As we move into the final weeks of the election season, and races heat up, there are always issues about attack ads and what a station needs to do when they receive a “take-down” notice from a candidate who is being attacked. We recently wrote about candidate ads, and the “no censorship” provision of Section 315 of the Communications Act. Broadcasters can’t censor a “use” by a political candidate (a candidate ad that features his or her recognizable voice or image and is purchased by his or her authorized campaign committee), and thus the broadcaster is not liable for the content of the candidate’s ad. So no matter what the candidate may say – the broadcaster runs the ad as is. However, ads from third parties (PACs, SuperPACs, labor unions, right to life groups and other advocacy organizations) are different. The “no censorship” provisions of the political rules don’t apply, so broadcasters are free to accept or reject third party ads based on the content of the ads.
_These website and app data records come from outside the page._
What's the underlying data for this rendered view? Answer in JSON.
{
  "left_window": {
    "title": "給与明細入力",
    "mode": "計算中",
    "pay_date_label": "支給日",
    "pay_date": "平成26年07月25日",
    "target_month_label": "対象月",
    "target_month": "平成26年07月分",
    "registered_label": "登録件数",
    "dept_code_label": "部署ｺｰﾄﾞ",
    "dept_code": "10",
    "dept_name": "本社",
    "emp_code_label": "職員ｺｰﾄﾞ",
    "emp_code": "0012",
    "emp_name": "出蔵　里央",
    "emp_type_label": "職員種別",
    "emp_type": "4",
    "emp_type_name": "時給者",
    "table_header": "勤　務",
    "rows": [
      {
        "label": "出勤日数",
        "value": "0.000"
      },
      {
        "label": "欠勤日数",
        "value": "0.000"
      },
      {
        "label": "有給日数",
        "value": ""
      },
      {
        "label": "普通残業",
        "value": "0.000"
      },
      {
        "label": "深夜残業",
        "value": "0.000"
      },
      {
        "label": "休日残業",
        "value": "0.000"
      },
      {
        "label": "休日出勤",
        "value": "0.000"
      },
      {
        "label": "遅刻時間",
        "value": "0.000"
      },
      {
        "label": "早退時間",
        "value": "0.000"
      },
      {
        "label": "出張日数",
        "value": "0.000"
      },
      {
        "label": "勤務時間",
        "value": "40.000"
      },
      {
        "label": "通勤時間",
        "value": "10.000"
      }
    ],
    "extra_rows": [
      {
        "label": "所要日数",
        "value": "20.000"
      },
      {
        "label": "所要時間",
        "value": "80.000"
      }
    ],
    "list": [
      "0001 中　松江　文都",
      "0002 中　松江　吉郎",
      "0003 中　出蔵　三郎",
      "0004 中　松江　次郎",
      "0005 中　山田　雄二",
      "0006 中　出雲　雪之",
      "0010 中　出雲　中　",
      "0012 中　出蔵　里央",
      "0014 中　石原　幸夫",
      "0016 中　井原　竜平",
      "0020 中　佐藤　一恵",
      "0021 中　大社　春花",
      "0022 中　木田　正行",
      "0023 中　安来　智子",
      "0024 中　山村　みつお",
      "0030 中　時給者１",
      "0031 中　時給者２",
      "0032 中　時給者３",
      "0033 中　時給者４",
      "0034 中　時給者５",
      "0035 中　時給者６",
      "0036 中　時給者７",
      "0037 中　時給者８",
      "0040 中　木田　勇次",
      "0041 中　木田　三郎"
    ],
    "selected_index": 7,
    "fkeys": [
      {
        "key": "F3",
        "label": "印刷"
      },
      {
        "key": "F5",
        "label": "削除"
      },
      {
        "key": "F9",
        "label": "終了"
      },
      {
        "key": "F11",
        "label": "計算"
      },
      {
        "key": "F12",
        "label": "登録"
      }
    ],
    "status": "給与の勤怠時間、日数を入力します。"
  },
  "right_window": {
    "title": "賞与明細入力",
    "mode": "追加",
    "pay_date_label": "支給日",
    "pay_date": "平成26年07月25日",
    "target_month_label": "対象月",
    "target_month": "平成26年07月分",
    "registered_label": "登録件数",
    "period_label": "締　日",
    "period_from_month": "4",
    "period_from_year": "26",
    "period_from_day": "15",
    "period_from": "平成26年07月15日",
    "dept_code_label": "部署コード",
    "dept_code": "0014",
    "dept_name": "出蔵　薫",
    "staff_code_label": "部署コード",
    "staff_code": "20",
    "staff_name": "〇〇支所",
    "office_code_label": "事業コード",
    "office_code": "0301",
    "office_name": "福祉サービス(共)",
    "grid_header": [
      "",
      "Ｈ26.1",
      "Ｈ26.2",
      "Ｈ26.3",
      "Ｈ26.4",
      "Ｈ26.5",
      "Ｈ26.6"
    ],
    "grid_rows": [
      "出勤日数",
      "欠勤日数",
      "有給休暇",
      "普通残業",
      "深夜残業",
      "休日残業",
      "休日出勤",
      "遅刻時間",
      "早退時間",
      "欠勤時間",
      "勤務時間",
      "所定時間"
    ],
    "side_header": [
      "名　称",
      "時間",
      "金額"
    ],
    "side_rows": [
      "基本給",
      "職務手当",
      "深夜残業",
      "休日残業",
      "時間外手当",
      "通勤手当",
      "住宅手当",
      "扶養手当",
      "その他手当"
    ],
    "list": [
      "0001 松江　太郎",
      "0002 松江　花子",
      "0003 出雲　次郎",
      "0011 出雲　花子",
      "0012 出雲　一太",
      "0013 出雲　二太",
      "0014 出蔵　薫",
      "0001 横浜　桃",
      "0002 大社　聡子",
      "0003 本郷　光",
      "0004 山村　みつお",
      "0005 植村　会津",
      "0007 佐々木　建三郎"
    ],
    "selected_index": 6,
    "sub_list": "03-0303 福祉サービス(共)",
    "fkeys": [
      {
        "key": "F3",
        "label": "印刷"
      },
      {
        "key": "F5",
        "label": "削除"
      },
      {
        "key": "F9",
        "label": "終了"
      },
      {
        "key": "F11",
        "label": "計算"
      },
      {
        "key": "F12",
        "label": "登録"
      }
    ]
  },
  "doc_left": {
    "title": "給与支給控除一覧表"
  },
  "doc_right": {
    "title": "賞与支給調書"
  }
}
This question arises all the time. A station runs a third-party ad, and the politician who is being attacked by the ad will contact the station – or have their lawyer contact the station – demanding that the station pull the ad for its alleged untruthfulness. Sometimes that request has some vague (or sometimes not so vague) threat of a legal action against the station if it continues to run the ad. Unlike candidate ads (where the station cannot censor the ad and thus the station must reject all requests to pull a candidate ad, and can continue to run the ad without liability), the station makes a choice when it runs a third-party ad. Ads that are not run by the candidate’s official campaign committee (or by a political party with explicit authority and coordinated with the candidate), can be rejected based on their content – or for any other reason that the station may have – or for no reason at all.  Because stations make a decision as to whether or not they are going to run a third-party ad, they theoretically have liability if the ad is untrue and the station continues to run the ad when it has been challenged by a candidate or another party attacked in the ad.
Continue Reading What’s a Broadcaster to Do When a Candidate Complains About the Truth of an Attack Ad? – Dealing with Ads from Non-Candidate, Third-Party Organizations

How can political attack ads get away with taking out-of-context statements of the candidates that they are attacking, and twisting these statements to convey meanings that were never intended by the candidate who first uttered the words? And how can political ads take a single line of an incredibly complex piece of legislation and use that legislation to allege that a candidate has violated some core belief that the candidate espouses on the campaign trail? Do stations have liability for these attack ads, and must they react when the candidate being attacked asks that the ad be pulled? In the fourth of our series of political broadcasting refreshers (following those on lowest unit rates, equal opportunities, and reasonable access), we’ll address the question of the no censorship provision of the rules and what rights stations have to deal with the content of political ads.

Starting with the basics, the FCC rules (stemming from Section 315 of the Communications Act) prohibit broadcasters from censoring the content of advertising that is a “use” by a candidate. Essentially, that means that the broadcaster cannot reject an ad that is sponsored by the candidate or the candidate’s official campaign committee, if that ad has the recognizable voice or image of the candidate somewhere in the course of the ad. No matter how outrageous the statement of the candidate may be, the station cannot refuse to run the ad (with the limited instance of ads that are legally obscene or which otherwise may violate some Federal felony statute). So, even if an ad by a candidate may be totally untrue in claims made about the candidate’s opponent, or even if it could give rise to other civil liability (for instance if it is defamatory or a copyright violation), the station cannot refuse to run the ad.


Continue Reading Political Broadcasting Refresher Part 4 – No Censorship – How Can Candidates Get Away With Those Attack Ads?